That’s the cry of anguish heard in the executive suites of cellular carriers, poor things. Why the sorrow?
Nuances removed, it boils down to this:
. ISP (Internet Service Providers) don’t sell content, they bill at a flat rate regardless of what you download, music, e-mail, video. ISP don’t decide which computer you can and cannot connect to the network.
. Cellular carriers charge a different price for voice, SMS, data; they play all sorts of games to sell content. In addition, they lose their customers in an impenetrable jungle of agreements and billing plans. Cellular carriers decide (this is much less true in Europe) which computer, pardon, phone you can connect to their network.
Yes, but why the anguish? Because Google and Apple are two reasons why the future of cell carriers is to become ISP — of the wireless kind. Flat rate, no content games, no control over devices. All this “converging”, to use a fashionable word, towards smaller profits.
A Silicon Valley wag suggests we build seven statues to Steve Jobs: for the orignal Apple II, the Mac, Pixar, coming back and reviving Apple, iPod/iTunes, Apple stores and the last (latest, we hope) one for the iPhone. Steve’s feat here isn’t so much the phone as it is showing how to break the control US carriers still exert on what paying customers can connect to their network and what the phones are allowed to do. For example, in order to maximize profits, Verizon forced Motorola to remove one Bluetooth feature, file transfers.
The result? No way to transfer music from your laptop to your Verizon phone, use the network and pay us. Another (more fortunate) result is Verizon and Moto lose a class action lawsuit.
With the iPhone, Steve wrestles control from the carriers and dictates how things work. And, an unheard feat, he gets a piece of the carrier’s revenue. To be fair, knowing our Steve, dictate is the right verb here. We’ll see in a few days how Apple decides the future of third-party applications on the iPhone. We also remember how tightly Apple controls iTunes content – much to the chagrin of the previous generation of extortionists. In any event, Apple shows how carriers can lose their grip.
Next, Google. They bid for open spectrum, spectrum where you decide what you connect. And they show an operating system for smartphones, Android. The result within a year? Tens of different Android-based phones, hundreds of applications. Smartphones become cheaper and richer at the same time. The result is pressure on carriers to offer flat-rate plans, something they do already, sort of, reluctantly, with dissuasive rates.

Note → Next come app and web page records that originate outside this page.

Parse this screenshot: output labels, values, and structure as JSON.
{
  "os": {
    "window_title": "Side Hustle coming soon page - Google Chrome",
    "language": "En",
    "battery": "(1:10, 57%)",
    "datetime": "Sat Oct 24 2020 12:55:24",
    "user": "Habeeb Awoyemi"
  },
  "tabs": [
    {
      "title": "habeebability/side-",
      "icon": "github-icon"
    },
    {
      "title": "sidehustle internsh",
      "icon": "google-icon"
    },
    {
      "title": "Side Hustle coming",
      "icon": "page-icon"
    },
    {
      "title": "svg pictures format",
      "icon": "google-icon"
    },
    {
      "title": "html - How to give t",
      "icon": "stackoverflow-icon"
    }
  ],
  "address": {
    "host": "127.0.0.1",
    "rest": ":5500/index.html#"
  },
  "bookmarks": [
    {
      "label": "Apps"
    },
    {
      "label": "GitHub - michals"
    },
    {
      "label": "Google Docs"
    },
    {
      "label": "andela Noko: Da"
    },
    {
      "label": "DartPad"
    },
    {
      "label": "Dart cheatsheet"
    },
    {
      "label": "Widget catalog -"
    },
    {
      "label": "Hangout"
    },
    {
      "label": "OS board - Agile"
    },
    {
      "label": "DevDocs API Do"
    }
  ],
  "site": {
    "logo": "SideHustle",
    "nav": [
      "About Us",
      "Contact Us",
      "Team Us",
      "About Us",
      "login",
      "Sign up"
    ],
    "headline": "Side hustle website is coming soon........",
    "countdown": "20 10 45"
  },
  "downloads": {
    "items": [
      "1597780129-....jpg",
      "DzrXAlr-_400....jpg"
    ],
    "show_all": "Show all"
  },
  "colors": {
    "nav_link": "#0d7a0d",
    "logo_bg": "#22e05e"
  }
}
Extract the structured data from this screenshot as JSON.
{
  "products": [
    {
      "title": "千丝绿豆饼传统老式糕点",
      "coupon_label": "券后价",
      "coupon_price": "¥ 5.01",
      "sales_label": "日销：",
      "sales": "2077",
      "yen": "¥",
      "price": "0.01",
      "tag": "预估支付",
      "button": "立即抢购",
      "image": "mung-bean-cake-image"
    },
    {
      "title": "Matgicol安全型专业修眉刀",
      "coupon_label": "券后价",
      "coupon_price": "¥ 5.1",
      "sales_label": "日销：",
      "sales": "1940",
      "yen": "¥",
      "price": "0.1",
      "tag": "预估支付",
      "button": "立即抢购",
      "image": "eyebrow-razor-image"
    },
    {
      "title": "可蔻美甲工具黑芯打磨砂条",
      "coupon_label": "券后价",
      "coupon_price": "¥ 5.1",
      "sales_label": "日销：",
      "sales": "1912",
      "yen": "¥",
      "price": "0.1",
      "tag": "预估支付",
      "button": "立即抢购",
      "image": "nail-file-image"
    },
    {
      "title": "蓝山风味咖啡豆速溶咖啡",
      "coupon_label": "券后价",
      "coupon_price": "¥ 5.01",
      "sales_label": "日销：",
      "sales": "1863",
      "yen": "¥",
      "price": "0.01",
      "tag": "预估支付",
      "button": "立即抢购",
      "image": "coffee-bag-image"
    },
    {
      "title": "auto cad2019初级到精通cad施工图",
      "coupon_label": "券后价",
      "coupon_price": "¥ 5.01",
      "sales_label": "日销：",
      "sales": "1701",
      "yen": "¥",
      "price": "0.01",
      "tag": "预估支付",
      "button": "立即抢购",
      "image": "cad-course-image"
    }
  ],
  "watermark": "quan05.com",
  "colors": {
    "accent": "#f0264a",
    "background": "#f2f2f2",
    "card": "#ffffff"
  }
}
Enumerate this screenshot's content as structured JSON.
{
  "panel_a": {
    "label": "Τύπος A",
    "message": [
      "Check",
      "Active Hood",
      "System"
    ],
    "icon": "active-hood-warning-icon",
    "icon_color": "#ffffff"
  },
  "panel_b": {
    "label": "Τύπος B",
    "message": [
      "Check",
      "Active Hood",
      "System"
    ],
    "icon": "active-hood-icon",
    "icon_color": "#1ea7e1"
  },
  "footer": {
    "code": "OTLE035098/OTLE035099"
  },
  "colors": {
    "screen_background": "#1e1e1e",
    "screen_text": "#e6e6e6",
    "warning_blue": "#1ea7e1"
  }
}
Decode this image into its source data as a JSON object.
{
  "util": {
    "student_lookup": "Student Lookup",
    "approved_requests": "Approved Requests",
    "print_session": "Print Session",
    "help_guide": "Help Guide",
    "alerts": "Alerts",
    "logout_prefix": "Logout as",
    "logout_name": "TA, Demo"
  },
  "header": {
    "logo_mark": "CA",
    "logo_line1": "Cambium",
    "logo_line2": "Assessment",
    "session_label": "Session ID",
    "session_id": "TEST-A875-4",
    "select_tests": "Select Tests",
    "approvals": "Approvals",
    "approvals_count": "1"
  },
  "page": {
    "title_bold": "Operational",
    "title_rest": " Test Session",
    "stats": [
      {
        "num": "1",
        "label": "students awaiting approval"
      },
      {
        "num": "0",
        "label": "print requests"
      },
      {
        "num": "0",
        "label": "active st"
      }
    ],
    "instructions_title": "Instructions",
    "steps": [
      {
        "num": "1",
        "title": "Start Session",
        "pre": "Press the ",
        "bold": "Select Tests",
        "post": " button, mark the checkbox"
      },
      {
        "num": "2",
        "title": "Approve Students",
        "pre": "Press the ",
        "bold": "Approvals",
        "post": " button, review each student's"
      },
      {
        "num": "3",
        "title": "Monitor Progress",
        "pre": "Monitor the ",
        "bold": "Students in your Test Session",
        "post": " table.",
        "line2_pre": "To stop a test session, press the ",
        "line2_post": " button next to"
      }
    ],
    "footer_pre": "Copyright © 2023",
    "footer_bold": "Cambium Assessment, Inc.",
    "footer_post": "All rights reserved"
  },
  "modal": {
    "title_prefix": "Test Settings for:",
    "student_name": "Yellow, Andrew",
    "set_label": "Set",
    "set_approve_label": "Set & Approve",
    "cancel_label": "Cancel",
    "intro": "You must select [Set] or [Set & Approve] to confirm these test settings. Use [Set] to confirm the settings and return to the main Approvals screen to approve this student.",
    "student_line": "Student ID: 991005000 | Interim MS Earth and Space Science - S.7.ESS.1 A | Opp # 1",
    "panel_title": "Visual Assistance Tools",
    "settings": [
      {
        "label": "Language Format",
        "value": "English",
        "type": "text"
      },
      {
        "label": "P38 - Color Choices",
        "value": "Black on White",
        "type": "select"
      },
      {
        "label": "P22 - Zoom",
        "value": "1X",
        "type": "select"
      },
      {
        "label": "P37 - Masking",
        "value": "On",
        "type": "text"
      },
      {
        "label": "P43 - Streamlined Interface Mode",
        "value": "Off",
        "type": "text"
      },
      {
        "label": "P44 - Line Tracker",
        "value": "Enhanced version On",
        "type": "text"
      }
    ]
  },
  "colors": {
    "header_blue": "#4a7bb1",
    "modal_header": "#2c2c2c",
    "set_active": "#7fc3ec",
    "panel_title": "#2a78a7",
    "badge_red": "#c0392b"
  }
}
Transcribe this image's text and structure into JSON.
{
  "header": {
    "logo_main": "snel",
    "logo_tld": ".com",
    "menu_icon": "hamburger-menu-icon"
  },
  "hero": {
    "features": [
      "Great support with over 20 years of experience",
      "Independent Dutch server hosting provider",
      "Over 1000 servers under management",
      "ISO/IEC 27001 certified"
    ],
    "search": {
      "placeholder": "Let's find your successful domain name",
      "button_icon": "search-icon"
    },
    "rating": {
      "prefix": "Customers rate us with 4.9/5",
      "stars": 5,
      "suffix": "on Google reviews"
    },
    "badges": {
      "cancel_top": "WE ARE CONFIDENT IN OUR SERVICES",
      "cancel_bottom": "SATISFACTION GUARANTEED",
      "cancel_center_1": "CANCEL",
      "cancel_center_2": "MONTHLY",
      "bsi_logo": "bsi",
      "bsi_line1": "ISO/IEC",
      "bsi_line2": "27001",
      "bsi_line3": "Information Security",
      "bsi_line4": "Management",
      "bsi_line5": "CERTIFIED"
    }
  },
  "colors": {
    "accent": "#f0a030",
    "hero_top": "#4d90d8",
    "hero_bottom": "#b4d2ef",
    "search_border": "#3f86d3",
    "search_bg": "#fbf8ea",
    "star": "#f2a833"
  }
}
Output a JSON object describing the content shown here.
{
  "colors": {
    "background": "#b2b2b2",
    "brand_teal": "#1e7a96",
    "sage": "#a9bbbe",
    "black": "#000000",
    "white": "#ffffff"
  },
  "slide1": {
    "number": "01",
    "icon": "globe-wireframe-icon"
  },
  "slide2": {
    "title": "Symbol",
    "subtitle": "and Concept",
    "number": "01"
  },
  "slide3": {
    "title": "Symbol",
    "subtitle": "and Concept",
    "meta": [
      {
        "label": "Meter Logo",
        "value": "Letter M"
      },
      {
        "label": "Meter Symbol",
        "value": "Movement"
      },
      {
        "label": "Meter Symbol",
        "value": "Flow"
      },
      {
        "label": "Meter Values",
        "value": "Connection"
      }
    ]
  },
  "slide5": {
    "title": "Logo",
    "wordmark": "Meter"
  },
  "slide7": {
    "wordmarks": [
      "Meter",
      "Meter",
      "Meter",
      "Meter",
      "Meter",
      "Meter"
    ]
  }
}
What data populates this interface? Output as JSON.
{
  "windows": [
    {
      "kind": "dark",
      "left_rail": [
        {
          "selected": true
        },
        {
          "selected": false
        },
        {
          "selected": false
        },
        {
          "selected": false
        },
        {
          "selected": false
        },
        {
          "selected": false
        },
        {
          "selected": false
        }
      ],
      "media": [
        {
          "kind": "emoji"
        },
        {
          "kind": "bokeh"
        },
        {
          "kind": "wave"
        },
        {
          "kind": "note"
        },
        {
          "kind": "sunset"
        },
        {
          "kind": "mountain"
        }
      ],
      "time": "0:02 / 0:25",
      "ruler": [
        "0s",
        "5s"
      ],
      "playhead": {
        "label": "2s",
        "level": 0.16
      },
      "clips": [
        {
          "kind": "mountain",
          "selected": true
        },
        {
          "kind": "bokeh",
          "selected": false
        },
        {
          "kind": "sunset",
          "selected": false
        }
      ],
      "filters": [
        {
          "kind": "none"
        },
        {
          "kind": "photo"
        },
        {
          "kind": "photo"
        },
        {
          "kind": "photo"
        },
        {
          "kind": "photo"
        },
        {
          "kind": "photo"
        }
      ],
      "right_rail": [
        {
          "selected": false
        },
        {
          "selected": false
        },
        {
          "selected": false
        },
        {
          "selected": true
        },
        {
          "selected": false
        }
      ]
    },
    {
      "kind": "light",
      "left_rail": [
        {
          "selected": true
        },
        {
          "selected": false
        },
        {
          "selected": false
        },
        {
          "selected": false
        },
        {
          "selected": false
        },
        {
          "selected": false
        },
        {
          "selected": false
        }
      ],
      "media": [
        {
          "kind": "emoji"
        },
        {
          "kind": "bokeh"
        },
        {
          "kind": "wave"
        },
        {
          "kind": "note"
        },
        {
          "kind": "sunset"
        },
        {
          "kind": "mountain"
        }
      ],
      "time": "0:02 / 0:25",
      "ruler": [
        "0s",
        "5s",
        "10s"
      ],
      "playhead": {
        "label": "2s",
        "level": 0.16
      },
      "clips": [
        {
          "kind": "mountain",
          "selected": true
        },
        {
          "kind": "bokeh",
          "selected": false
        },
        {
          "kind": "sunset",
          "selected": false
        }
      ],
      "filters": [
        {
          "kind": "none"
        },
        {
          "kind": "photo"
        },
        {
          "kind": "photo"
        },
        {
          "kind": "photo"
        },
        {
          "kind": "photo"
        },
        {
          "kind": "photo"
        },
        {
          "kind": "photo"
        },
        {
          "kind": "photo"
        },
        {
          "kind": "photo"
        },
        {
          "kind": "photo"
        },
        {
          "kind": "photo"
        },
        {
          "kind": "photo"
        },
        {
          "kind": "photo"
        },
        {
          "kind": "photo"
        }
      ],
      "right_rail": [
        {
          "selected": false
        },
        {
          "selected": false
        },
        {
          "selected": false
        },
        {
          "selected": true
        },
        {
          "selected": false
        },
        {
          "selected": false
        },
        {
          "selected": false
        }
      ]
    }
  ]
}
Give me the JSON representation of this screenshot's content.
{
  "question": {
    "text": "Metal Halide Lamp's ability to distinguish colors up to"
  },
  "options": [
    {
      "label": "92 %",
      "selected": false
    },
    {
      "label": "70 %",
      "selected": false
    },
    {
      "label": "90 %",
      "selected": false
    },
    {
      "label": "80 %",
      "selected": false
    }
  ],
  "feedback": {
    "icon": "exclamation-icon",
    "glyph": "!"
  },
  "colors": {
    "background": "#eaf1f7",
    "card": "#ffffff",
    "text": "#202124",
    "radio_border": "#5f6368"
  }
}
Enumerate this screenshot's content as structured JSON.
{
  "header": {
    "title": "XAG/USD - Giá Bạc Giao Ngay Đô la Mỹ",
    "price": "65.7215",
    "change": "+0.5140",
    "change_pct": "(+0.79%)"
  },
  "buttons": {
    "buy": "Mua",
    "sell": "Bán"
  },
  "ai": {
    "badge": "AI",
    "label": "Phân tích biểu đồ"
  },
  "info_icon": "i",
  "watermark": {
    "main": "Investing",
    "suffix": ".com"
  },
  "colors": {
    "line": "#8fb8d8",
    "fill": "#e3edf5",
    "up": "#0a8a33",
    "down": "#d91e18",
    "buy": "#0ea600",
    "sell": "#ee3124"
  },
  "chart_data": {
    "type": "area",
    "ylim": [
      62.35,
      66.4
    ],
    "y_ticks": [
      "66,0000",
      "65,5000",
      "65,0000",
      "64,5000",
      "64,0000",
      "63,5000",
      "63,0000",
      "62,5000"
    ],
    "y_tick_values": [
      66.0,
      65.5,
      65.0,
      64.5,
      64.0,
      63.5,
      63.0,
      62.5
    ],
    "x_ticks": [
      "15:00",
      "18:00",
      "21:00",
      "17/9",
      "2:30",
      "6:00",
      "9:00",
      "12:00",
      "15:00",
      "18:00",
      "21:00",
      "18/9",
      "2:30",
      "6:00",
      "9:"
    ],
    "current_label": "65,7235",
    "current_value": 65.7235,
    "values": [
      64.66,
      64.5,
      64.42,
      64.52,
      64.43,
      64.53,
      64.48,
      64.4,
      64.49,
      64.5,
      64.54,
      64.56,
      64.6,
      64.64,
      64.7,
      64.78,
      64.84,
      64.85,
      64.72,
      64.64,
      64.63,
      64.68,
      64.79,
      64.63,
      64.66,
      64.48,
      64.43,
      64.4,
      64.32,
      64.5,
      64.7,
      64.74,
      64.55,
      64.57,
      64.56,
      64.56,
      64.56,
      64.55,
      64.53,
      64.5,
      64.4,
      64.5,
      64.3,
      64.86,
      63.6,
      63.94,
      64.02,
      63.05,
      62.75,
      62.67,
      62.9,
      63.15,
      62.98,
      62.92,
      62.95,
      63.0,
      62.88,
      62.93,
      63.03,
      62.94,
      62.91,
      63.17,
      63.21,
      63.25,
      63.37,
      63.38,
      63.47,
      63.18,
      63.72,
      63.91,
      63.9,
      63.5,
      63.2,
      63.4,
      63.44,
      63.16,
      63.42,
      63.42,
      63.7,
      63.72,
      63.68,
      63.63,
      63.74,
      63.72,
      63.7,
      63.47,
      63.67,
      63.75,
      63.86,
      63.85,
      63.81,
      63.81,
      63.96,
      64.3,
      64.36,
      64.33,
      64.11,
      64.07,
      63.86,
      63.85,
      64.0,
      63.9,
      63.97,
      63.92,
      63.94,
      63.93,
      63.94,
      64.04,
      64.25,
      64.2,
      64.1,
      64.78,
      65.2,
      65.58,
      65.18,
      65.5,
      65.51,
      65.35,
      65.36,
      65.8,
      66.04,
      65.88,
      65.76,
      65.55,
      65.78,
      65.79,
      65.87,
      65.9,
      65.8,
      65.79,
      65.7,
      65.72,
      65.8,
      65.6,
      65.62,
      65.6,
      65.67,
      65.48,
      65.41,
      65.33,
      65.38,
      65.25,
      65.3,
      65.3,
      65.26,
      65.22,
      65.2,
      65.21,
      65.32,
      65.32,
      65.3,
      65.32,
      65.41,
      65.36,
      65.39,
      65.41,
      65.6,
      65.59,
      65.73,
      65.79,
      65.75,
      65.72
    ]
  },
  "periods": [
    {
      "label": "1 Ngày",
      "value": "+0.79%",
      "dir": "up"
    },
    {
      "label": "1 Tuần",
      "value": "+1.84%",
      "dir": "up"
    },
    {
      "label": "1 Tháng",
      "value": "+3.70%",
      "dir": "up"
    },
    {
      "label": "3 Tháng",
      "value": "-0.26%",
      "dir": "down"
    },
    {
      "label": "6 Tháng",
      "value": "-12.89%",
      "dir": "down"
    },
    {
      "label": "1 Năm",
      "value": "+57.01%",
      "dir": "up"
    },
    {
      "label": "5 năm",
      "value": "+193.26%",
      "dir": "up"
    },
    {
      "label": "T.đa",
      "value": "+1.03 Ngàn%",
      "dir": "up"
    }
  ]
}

Google reveals a striking statistic: the iPhone performs 50 times more search traffic than the next brand, a number initially viewed as a mistake. But no, the numbers are correct and show the iPhone is the first real Internet smartphone. Others, many, are ready to follow. With their help, cell carriers won’t be able to avoid their future: wireless providers of Internet connections.Voice is but one of many types of Internet data. Cellular carriers have no choice but to embrace that fact. Wired ISP already did.